That means burglar bars, which make it hard to get into your home, are a necessity.

Dr Zinn says usually one criminal will enter a home through a window, and then open a door for the other criminals. The harder your burglar bars are to remove or bend, the less attractive your home is to criminals. Burglar bars on every window and door should be reinforced or have gates installed in front of then – pay attention to all floors and levels.

Getting into and out of your property

Intercom systems with video footage at entry points are a good idea. And if you’re concerned about hijacking in your driveway keep the area clear. That means no bushes, trees or large features where a hijacker can hide and surprise you.

Know what criminals are looking for

According to, Dr Zinn  criminals want goods that are difficult to trace such as expensive jewellery and cash. They will target someone who runs a cash business and keeps cash in the home. Often this knowledge is gained from inside information. In fact, 77% of robberies are as a result of inside information..

A safe for valuables will be a deterrent – and in many cases is required either by an insurance company or law (for firearms). The reason – it adds to the time needed to commit the crime.

Dr Zinn says criminals want to be in and out in 10 – 15 minutes, and safes can be difficult to get into in that time. However, criminals often use threats or will injure someone in the home to gain access and to safes and point out valuable items.  “The best thing is to not keep a lot of cash in the home and be careful of selling expensive items for cash in the newspaper or websites – it could advertise to a criminal that you have a lot of cash”.

Choosing the right security guards

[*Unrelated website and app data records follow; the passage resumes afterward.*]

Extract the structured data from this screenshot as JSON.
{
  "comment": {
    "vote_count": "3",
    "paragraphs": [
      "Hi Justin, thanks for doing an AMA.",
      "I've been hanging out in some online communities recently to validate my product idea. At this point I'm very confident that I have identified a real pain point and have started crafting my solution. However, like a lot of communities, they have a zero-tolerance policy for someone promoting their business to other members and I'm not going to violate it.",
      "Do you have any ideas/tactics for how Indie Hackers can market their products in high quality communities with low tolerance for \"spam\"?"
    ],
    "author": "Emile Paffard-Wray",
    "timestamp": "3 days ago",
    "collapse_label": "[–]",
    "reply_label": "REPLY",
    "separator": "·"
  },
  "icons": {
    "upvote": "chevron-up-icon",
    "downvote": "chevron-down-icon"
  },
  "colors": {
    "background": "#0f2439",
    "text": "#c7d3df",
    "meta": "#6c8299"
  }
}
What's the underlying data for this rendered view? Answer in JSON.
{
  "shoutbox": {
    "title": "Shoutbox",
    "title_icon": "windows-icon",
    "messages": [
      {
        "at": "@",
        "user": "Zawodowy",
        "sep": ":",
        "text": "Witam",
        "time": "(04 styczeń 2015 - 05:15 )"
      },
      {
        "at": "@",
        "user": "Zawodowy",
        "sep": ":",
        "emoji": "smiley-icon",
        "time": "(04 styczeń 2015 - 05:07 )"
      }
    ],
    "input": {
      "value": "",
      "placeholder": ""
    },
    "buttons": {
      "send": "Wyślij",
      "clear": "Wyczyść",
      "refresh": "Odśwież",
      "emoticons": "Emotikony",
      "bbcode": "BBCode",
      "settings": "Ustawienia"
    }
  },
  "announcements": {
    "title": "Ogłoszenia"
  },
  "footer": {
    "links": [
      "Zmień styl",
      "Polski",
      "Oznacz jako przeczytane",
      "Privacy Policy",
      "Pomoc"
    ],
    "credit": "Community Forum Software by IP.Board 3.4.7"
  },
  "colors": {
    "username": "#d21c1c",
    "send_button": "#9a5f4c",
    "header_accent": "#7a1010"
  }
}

Generally, security guards aren’t highly paid, and they work long hours. It can and does happen that they give inside information to or accept bribes from criminals and look the other way.

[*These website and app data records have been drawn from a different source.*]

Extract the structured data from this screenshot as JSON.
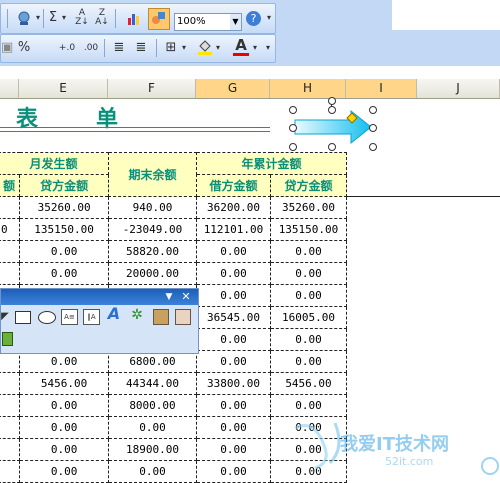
{
  "toolbar": {
    "zoom": "100%",
    "icons_row1": [
      "research-icon",
      "sum-icon",
      "sort-ascending-icon",
      "sort-descending-icon",
      "chart-wizard-icon",
      "drawing-icon",
      "help-icon"
    ],
    "icons_row2": [
      "percent-style-icon",
      "increase-decimal-icon",
      "decrease-decimal-icon",
      "decrease-indent-icon",
      "increase-indent-icon",
      "borders-icon",
      "fill-color-icon",
      "font-color-icon"
    ],
    "percent_glyph": "%",
    "inc_decimal": "+.0",
    "dec_decimal": ".00",
    "sum_glyph": "Σ",
    "font_color_glyph": "A",
    "help_glyph": "?"
  },
  "columns": {
    "E": "E",
    "F": "F",
    "G": "G",
    "H": "H",
    "I": "I",
    "J": "J"
  },
  "sheet": {
    "title_char1": "表",
    "title_char2": "单",
    "header_month": "月发生额",
    "header_closing": "期末余额",
    "header_ytd": "年累计金额",
    "sub_debit_partial": "额",
    "sub_credit": "贷方金额",
    "sub_debit": "借方金额",
    "sub_credit2": "贷方金额",
    "rows": [
      [
        "",
        "35260.00",
        "940.00",
        "36200.00",
        "35260.00"
      ],
      [
        "0",
        "135150.00",
        "-23049.00",
        "112101.00",
        "135150.00"
      ],
      [
        "",
        "0.00",
        "58820.00",
        "0.00",
        "0.00"
      ],
      [
        "",
        "0.00",
        "20000.00",
        "0.00",
        "0.00"
      ],
      [
        "",
        "",
        "",
        "0.00",
        "0.00"
      ],
      [
        "",
        "",
        "",
        "36545.00",
        "16005.00"
      ],
      [
        "",
        "",
        "",
        "0.00",
        "0.00"
      ],
      [
        "",
        "0.00",
        "6800.00",
        "0.00",
        "0.00"
      ],
      [
        "",
        "5456.00",
        "44344.00",
        "33800.00",
        "5456.00"
      ],
      [
        "",
        "0.00",
        "8000.00",
        "0.00",
        "0.00"
      ],
      [
        "",
        "0.00",
        "0.00",
        "0.00",
        "0.00"
      ],
      [
        "",
        "0.00",
        "18900.00",
        "0.00",
        "0.00"
      ],
      [
        "",
        "0.00",
        "0.00",
        "0.00",
        "0.00"
      ]
    ]
  },
  "drawing_toolbar": {
    "dropdown_glyph": "▼",
    "close_glyph": "✕",
    "icons": [
      "rectangle-icon",
      "oval-icon",
      "textbox-icon",
      "vertical-textbox-icon",
      "wordart-icon",
      "diagram-icon",
      "clipart-icon",
      "picture-icon",
      "3d-icon"
    ]
  },
  "watermark": {
    "text": "我爱IT技术网",
    "url": "52it.com"
  },
  "colors": {
    "accent_teal": "#0a8f7a",
    "header_fill": "#ffffc0",
    "arrow_cyan": "#23c7ee",
    "toolbar_blue": "#c6dbf7"
  }
}
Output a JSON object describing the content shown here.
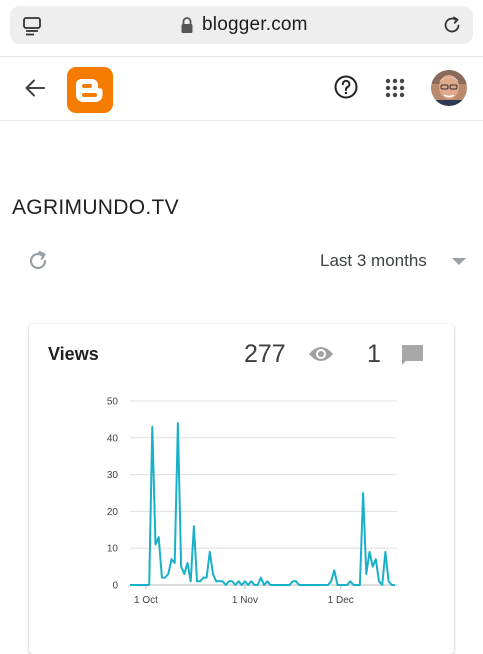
{
  "browser": {
    "url": "blogger.com",
    "icons": [
      "reader-icon",
      "lock-icon",
      "reload-icon"
    ]
  },
  "header": {
    "icons": [
      "back-arrow-icon",
      "blogger-logo-icon",
      "help-icon",
      "apps-grid-icon",
      "avatar"
    ]
  },
  "blog": {
    "title": "AGRIMUNDO.TV"
  },
  "controls": {
    "range_label": "Last 3 months"
  },
  "stats": {
    "card_title": "Views",
    "views": "277",
    "comments": "1"
  },
  "colors": {
    "accent": "#19b1c7",
    "blogger_orange": "#f57c00"
  },
  "chart_data": {
    "type": "line",
    "title": "",
    "xlabel": "",
    "ylabel": "",
    "ylim": [
      0,
      50
    ],
    "yticks": [
      "0",
      "10",
      "20",
      "30",
      "40",
      "50"
    ],
    "xticks": [
      {
        "label": "1 Oct",
        "day": 5
      },
      {
        "label": "1 Nov",
        "day": 36
      },
      {
        "label": "1 Dec",
        "day": 66
      }
    ],
    "grid": true,
    "series": [
      {
        "values": [
          0,
          0,
          0,
          0,
          0,
          0,
          0,
          43,
          11,
          13,
          2,
          2,
          3,
          7,
          6,
          44,
          5,
          3,
          6,
          1,
          16,
          1,
          1,
          2,
          2,
          9,
          3,
          1,
          1,
          1,
          0,
          1,
          1,
          0,
          1,
          0,
          1,
          0,
          1,
          0,
          0,
          2,
          0,
          1,
          0,
          0,
          0,
          0,
          0,
          0,
          0,
          1,
          1,
          0,
          0,
          0,
          0,
          0,
          0,
          0,
          0,
          0,
          0,
          1,
          4,
          0,
          0,
          0,
          0,
          1,
          0,
          0,
          0,
          25,
          3,
          9,
          5,
          7,
          1,
          0,
          9,
          1,
          0,
          0
        ]
      }
    ]
  }
}
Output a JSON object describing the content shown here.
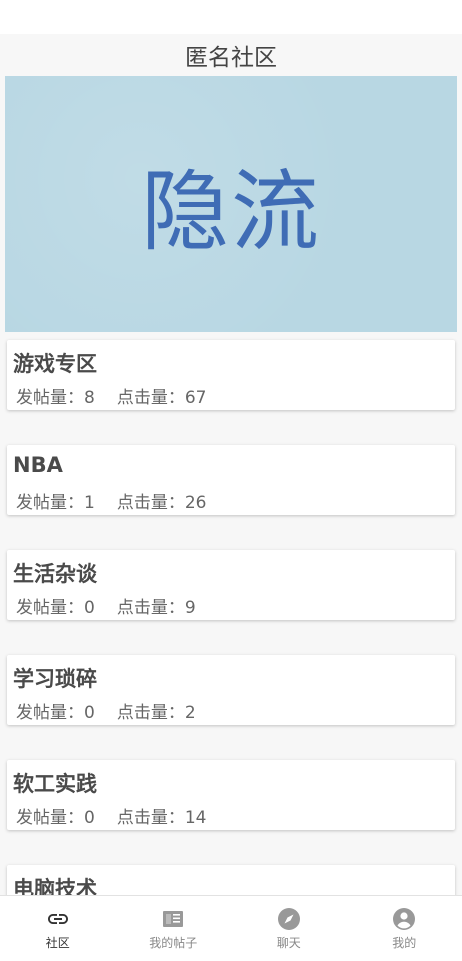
{
  "header": {
    "title": "匿名社区"
  },
  "banner": {
    "text": "隐流"
  },
  "stats_labels": {
    "posts": "发帖量：",
    "clicks": "点击量："
  },
  "boards": [
    {
      "name": "游戏专区",
      "posts": "8",
      "clicks": "67"
    },
    {
      "name": "NBA",
      "posts": "1",
      "clicks": "26"
    },
    {
      "name": "生活杂谈",
      "posts": "0",
      "clicks": "9"
    },
    {
      "name": "学习琐碎",
      "posts": "0",
      "clicks": "2"
    },
    {
      "name": "软工实践",
      "posts": "0",
      "clicks": "14"
    },
    {
      "name": "电脑技术",
      "posts": "",
      "clicks": ""
    }
  ],
  "tabs": [
    {
      "label": "社区",
      "icon": "link-icon",
      "active": true
    },
    {
      "label": "我的帖子",
      "icon": "article-icon",
      "active": false
    },
    {
      "label": "聊天",
      "icon": "compass-icon",
      "active": false
    },
    {
      "label": "我的",
      "icon": "account-circle-icon",
      "active": false
    }
  ],
  "colors": {
    "banner_bg": "#b8d7e3",
    "banner_text": "#3f6cb5"
  }
}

Dr Zinn says security guards who control access to the premises or street and patrol the area must be properly vetted and the community must ask for the right to polygraph them. He says it is always better for the community to be involved when security guards are appointed.

Know your emergency numbers

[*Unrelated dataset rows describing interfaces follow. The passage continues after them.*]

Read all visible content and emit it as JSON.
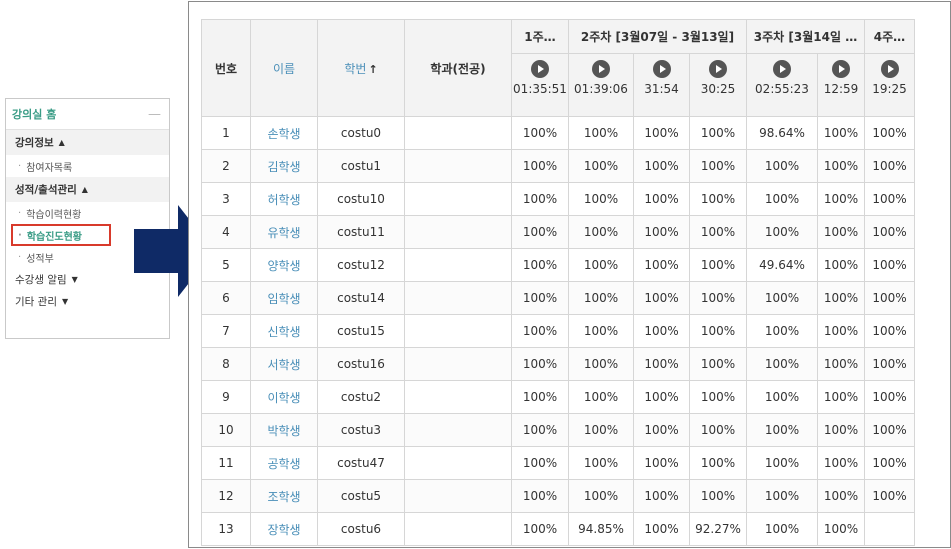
{
  "sidebar": {
    "home": "강의실 홈",
    "collapse": "—",
    "sections": [
      {
        "title": "강의정보",
        "caret": "▲",
        "items": [
          "참여자목록"
        ]
      },
      {
        "title": "성적/출석관리",
        "caret": "▲",
        "items": [
          "학습이력현황",
          "학습진도현황",
          "성적부"
        ]
      }
    ],
    "extra": [
      {
        "title": "수강생 알림",
        "caret": "▼"
      },
      {
        "title": "기타 관리",
        "caret": "▼"
      }
    ],
    "active_item": "학습진도현황"
  },
  "table": {
    "headers": {
      "number": "번호",
      "name": "이름",
      "student_id": "학번",
      "sort_arrow": "↑",
      "department": "학과(전공)",
      "weeks": [
        "1주…",
        "2주차 [3월07일 - 3월13일]",
        "3주차 [3월14일 …",
        "4주…"
      ]
    },
    "durations": [
      "01:35:51",
      "01:39:06",
      "31:54",
      "30:25",
      "02:55:23",
      "12:59",
      "19:25"
    ],
    "rows": [
      {
        "no": "1",
        "name": "손학생",
        "id": "costu0",
        "dept": "",
        "p": [
          "100%",
          "100%",
          "100%",
          "100%",
          "98.64%",
          "100%",
          "100%"
        ]
      },
      {
        "no": "2",
        "name": "김학생",
        "id": "costu1",
        "dept": "",
        "p": [
          "100%",
          "100%",
          "100%",
          "100%",
          "100%",
          "100%",
          "100%"
        ]
      },
      {
        "no": "3",
        "name": "허학생",
        "id": "costu10",
        "dept": "",
        "p": [
          "100%",
          "100%",
          "100%",
          "100%",
          "100%",
          "100%",
          "100%"
        ]
      },
      {
        "no": "4",
        "name": "유학생",
        "id": "costu11",
        "dept": "",
        "p": [
          "100%",
          "100%",
          "100%",
          "100%",
          "100%",
          "100%",
          "100%"
        ]
      },
      {
        "no": "5",
        "name": "양학생",
        "id": "costu12",
        "dept": "",
        "p": [
          "100%",
          "100%",
          "100%",
          "100%",
          "49.64%",
          "100%",
          "100%"
        ]
      },
      {
        "no": "6",
        "name": "임학생",
        "id": "costu14",
        "dept": "",
        "p": [
          "100%",
          "100%",
          "100%",
          "100%",
          "100%",
          "100%",
          "100%"
        ]
      },
      {
        "no": "7",
        "name": "신학생",
        "id": "costu15",
        "dept": "",
        "p": [
          "100%",
          "100%",
          "100%",
          "100%",
          "100%",
          "100%",
          "100%"
        ]
      },
      {
        "no": "8",
        "name": "서학생",
        "id": "costu16",
        "dept": "",
        "p": [
          "100%",
          "100%",
          "100%",
          "100%",
          "100%",
          "100%",
          "100%"
        ]
      },
      {
        "no": "9",
        "name": "이학생",
        "id": "costu2",
        "dept": "",
        "p": [
          "100%",
          "100%",
          "100%",
          "100%",
          "100%",
          "100%",
          "100%"
        ]
      },
      {
        "no": "10",
        "name": "박학생",
        "id": "costu3",
        "dept": "",
        "p": [
          "100%",
          "100%",
          "100%",
          "100%",
          "100%",
          "100%",
          "100%"
        ]
      },
      {
        "no": "11",
        "name": "공학생",
        "id": "costu47",
        "dept": "",
        "p": [
          "100%",
          "100%",
          "100%",
          "100%",
          "100%",
          "100%",
          "100%"
        ]
      },
      {
        "no": "12",
        "name": "조학생",
        "id": "costu5",
        "dept": "",
        "p": [
          "100%",
          "100%",
          "100%",
          "100%",
          "100%",
          "100%",
          "100%"
        ]
      },
      {
        "no": "13",
        "name": "장학생",
        "id": "costu6",
        "dept": "",
        "p": [
          "100%",
          "94.85%",
          "100%",
          "92.27%",
          "100%",
          "100%",
          ""
        ]
      }
    ]
  },
  "colors": {
    "accent": "#3a9c86",
    "link": "#4a8fb8",
    "highlight": "#d83a2b",
    "arrow": "#0f2a66"
  }
}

If something does happen, know your emergency contact numbers.  If at home, always have access to panic buttons or activate the alarm or call for help.  Use an app such as MiBlackBox to notify your emergency contacts of your situation and thereby enlist the help of others…

Don’t be an easy target

Criminals are opportunistic and look for  easy targets. The harder and longer they have to work to get inside, the less likely they are to steal your goods. The greater the chance of them being seen before and as they enter your property, the more likely they are to find another target.

For more tips on how to keep your home secure visit SAPS and your security company’s website and Facebook page. Your insurer should also advise you on how to keep your property and possessions safe.

Home security checklist

Area to check and secureSecurity optionsKeep in mind
Perimeter – the area between your house, neighbouring houses and the streetWall and fences (alarmed), CCTV, personal security guards, motion detectors and sensors, lights, onsite security patrol car, neighbourhood watchMake sure CCTV is monitored

Have back-up battery power for systems running off electricity

Know your neighbours and security guards

Property entrance and exit points including gates, side gates, any garden entry points, shrubs used as bordersIntercom systems to allow entry and exit, onsite security guards, electronic gates, security fences on side-gatesKeep entrances clear so you can see who is entering and exiting your property
Garden securityLights and motion detectors, CCTV
Exterior home – any place where your home can be entered such as windows, doors, aircon unit installations, cat flaps, skylightsBurglar bars, security gates, CCTV, alarms, motion detectorsWalk around your home to identify weak spots and entry points
Inside your homeSafes for valuables, safe room or strong room where you can hide during a robbery, motion detectors, CCTV, security gates such as at the top of the stairs, panic buttons linked to armed responseHave an emergency system in place so you know what to do if a criminal enters your house

Try and memorise alarm codes and safe words